This morning, like many mornings, Penelope and I decided that we needed to wake Daddy up a bit early and go get a doughnut. There was a chocolate-covered, cream-filled pastry calling my name loudly and insistently from afar. In an attempt to combine business with pleasure, I suggested that we all stop by Walgreens on the way to get our treat and pick up one of my monthly prescriptions – a prescription, incidentally, that I have bought from Walgreens every month for nearly seven years. Because Dustin recently switched jobs, we are relying on a Cobra insurance plan to get us through the next couple of months. Our coverage began on December 1st, and though we haven’t received our first bill, Blue Cross assured us that all coverage would be retroactive.
We pulled up to the window at the drive-thru Pharmacy and casually gave my name to the young, bored-looking clerk. Then we turned out attention to Penelope, who was throwing a fit in the back seat because – apparently – she was not digging the smooth tones of a Wham!-era George Michael. While assuring our daughter that “Wake Me Up Before You Go-Go” is not necessarily a cause for weeping, we realized that the clerk was saying something.
“Do you realize that your insurance has expired?”
She managed to instill those words with what I felt was an unwarranted amount of venom, but I like to think the best of people. Maybe she’s just mad that she has to reenter my insurance number, I thought. Dustin explained that we had recently transferred to a Cobra plan and handed her my old insurance card.
“This is expired,” she repeated coldly after a cursory glance. “I’m going to have to call them.”
That wasn’t the greatest news, because Penelope had started to call out shrilly for a sprinkled doughnut, but it wasn’t the end of the world, either. I don’t mind waiting very much, and we were in no particular hurry (well, the adults weren’t, anyway).

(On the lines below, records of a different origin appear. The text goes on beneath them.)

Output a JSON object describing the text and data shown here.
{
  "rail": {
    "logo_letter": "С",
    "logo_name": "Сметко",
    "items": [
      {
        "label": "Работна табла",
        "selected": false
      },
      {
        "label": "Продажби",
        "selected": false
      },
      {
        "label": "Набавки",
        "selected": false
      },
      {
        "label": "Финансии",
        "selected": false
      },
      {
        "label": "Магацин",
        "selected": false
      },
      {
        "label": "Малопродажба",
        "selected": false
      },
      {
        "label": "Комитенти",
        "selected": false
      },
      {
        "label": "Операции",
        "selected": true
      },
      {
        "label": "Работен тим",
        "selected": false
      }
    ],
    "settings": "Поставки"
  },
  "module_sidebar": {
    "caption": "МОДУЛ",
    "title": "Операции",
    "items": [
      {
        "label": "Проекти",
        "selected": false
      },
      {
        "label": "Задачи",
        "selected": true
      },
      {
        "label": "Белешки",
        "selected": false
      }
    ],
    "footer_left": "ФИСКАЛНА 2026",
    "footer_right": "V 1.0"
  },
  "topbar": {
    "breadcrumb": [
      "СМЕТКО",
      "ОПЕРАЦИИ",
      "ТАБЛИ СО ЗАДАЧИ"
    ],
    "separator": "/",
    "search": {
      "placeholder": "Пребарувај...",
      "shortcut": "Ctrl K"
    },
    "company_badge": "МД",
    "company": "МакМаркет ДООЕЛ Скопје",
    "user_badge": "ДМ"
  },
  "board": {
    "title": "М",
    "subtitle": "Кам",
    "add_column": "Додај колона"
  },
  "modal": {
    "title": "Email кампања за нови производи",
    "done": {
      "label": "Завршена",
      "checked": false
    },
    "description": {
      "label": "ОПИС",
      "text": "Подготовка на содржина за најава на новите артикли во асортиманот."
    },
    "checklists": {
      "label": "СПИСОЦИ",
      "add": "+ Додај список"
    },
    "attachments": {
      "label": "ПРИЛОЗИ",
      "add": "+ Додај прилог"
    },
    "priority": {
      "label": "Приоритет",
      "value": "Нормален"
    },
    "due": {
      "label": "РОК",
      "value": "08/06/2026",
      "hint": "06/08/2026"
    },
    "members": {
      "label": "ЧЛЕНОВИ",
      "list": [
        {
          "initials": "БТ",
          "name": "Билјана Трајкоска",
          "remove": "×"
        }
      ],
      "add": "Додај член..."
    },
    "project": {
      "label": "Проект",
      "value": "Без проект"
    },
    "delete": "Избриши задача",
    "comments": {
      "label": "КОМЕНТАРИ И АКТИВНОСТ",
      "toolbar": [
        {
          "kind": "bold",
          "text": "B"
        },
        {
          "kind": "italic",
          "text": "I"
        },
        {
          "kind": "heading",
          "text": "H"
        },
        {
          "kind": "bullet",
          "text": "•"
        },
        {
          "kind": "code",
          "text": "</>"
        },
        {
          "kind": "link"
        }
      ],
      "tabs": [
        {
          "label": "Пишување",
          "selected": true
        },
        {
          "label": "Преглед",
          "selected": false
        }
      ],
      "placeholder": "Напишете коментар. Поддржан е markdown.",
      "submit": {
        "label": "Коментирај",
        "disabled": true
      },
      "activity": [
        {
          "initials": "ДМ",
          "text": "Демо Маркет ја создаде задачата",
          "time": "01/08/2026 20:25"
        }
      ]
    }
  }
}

After seven or eight minutes, the pharmacy clerk hung up the phone and activated the speaker once more.
“Your plan expired on November 30th,” she said flatly.
Dustin explained again that our Cobra had kicked in on December 1st and would be retroactively applied to all purchases.
“Your insurance is expired” she repeated, “I can tell you about our discount programs for uninsured customers.”
At this point, we were cold, antsy, and desperately in need of fried, round pastries. Penelope the music critic, having exiled Wham!, was now petitioning for an immediate cease to all Led Zepplin and Rush. Things were getting tense.
“We’ll just pay for it out-of-pocket,” I said, “How much?”
She named the price in a skeptical tone, evidently thinking that people like us – you know, uninsured slobs – must also be broke. We paid her quickly and drove away, both of us feeling vaguely upset.
I don’t know what has happened to make our society rely on something like a small plastic card to determine a person’s character or trustworthiness. But I found out today that it is a bigger problem than I had previously thought. The thing that bothers me most is that I might have actually been uninsured and received that treatment. I have been a loyal customer of Walgreens for over 15 years, the kind of customer that gets 8 or 9 chronic prescriptions every month. Even if I was broke or uninsured, I would deserve better treatment than that. I deserve to be spoken to without contempt or disrespect.
I’ve been lucky enough to have great insurance for most of my adult life. For the entire eight-year span of my marriage, Dustin has worked for companies famous for offering comprehensive insurance coverage to full-time and part-time employees. Providing insurance to hourly workers is a sure sign that a company values the inherent human dignity of those workers, something that both Starbucks and Burgerville realized a long time ago. When Dustin and I were researching a possible move to Burgerville this fall, we came across a case study on the chain that had been performed by a group at Portland State University. Though the study was a great source of information on all of Burgerville’s somewhat radical policies, one thing in particular stood out to me. The researchers interviewed a few actual employees of the company – burger-flippers and counter workers, mostly – one of whom claimed that Burgerville had given them something much more valuable than a job. “You wouldn’t believe how differently people treat you when you have an insurance card,” he said.
Something is very broken in our healthcare system – in our society as a whole – when human beings are given better medical care simply because they appear to be able to pay for it. I don’t have a solution to this problem, but I think that we all need to get our heads together and figure it out, soon. I’ll bring the doughnuts. Who’s with me?